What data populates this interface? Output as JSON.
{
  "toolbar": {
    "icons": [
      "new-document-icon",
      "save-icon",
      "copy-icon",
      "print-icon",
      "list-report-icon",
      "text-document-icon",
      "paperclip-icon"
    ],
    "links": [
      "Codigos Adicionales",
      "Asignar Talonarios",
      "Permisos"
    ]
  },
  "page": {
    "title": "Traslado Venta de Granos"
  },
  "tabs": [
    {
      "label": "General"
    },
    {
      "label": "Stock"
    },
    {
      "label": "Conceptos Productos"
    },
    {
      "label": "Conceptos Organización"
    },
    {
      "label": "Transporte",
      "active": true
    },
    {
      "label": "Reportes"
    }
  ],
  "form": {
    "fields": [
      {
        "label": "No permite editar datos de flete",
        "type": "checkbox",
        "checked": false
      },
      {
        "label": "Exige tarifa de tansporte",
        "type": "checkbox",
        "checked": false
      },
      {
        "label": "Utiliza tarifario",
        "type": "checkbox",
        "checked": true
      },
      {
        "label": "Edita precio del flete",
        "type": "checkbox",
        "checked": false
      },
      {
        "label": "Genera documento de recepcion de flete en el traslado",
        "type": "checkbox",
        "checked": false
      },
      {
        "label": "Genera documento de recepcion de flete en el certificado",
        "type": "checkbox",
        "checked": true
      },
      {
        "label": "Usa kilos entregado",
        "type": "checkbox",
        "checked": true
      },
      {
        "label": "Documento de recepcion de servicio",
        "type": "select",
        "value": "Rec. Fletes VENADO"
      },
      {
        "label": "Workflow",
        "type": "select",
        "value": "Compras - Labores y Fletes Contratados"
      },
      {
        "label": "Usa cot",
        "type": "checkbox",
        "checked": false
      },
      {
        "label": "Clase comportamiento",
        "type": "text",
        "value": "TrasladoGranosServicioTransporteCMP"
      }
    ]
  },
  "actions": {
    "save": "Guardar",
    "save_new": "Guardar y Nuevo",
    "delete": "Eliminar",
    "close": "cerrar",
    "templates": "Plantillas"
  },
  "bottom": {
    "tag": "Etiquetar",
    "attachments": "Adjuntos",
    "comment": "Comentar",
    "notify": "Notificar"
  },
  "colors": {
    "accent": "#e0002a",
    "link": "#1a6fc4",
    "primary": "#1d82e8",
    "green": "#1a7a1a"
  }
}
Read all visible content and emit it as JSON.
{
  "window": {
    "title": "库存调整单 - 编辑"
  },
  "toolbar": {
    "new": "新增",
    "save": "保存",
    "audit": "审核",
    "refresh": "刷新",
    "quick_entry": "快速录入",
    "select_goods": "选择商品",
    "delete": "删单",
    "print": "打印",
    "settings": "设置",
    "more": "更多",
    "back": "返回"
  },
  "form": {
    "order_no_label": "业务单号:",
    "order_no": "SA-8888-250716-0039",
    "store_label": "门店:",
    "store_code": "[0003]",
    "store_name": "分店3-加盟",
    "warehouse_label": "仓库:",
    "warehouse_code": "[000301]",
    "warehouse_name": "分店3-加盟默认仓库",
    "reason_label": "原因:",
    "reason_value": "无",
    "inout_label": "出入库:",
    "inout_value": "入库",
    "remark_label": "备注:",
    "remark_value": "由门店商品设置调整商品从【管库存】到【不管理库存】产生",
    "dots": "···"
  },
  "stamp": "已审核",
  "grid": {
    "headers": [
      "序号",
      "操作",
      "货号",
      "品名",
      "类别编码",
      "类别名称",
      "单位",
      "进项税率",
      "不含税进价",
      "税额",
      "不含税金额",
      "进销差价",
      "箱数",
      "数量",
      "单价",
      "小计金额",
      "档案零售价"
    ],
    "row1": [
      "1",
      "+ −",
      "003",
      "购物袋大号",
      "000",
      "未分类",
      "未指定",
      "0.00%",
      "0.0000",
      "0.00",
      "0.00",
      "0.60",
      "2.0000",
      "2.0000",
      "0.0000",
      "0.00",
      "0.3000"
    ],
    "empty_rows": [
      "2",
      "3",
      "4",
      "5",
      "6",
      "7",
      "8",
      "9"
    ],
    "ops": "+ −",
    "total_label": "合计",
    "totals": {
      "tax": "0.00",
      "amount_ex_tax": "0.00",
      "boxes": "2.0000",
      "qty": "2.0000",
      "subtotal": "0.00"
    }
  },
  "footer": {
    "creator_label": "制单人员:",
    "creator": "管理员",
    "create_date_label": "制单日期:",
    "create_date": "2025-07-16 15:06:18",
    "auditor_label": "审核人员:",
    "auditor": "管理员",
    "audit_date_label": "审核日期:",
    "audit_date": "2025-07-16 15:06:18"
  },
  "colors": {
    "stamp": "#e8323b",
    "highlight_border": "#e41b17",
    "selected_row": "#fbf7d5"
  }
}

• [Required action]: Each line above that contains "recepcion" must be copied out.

• [Response below]:
        "label": "Genera documento de recepcion de flete en el traslado",
        "label": "Genera documento de recepcion de flete en el certificado",
        "label": "Documento de recepcion de servicio",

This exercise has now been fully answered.